## Source data
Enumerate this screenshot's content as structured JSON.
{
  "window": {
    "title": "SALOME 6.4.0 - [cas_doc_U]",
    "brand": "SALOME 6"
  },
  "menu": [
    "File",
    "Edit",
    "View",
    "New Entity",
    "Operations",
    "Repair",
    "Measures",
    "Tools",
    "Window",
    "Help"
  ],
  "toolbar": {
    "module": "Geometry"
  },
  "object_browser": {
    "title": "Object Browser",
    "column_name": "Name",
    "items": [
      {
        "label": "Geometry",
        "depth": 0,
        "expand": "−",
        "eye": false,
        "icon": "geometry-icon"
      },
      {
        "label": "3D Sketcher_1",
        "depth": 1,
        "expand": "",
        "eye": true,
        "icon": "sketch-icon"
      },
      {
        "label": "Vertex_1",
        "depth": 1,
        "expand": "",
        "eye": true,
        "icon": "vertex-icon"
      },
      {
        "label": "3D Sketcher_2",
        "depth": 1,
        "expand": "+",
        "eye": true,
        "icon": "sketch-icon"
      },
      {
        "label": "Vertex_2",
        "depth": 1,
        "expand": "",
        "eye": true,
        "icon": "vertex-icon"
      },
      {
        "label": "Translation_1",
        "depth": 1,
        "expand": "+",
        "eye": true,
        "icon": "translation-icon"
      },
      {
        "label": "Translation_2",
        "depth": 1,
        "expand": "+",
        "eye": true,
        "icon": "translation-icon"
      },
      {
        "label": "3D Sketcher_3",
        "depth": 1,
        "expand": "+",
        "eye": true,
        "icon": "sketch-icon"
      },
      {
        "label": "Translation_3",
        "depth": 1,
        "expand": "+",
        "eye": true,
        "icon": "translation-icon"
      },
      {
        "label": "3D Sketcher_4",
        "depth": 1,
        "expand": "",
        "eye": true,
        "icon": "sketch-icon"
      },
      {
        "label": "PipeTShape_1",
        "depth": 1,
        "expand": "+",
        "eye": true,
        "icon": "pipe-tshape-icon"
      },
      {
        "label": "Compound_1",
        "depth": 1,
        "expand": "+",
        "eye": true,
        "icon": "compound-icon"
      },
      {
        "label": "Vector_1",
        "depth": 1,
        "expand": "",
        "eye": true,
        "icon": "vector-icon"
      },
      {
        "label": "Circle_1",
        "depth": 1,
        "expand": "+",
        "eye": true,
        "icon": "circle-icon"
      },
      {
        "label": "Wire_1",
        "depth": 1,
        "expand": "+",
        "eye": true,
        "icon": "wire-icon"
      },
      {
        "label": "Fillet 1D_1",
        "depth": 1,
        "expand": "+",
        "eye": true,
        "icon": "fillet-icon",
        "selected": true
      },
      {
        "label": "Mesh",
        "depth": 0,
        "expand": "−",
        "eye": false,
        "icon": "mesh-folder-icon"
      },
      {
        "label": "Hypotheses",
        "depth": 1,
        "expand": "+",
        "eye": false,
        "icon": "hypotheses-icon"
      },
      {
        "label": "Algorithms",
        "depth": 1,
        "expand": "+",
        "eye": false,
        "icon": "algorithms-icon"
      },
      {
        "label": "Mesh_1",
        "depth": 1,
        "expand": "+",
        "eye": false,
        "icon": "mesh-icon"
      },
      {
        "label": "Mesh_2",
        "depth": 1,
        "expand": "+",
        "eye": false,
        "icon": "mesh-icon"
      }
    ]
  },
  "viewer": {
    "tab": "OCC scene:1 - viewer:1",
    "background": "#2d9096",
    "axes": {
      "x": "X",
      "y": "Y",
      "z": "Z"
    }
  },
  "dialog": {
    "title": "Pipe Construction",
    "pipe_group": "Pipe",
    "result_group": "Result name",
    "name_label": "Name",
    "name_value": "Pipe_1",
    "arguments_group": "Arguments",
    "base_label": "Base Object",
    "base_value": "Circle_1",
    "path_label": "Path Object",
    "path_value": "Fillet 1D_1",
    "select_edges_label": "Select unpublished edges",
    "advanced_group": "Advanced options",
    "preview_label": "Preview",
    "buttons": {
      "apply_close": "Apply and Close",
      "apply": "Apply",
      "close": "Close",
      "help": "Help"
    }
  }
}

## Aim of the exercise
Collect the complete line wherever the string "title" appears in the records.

## Solved exercise
    "title": "SALOME 6.4.0 - [cas_doc_U]",
    "title": "Object Browser",
    "title": "Pipe Construction",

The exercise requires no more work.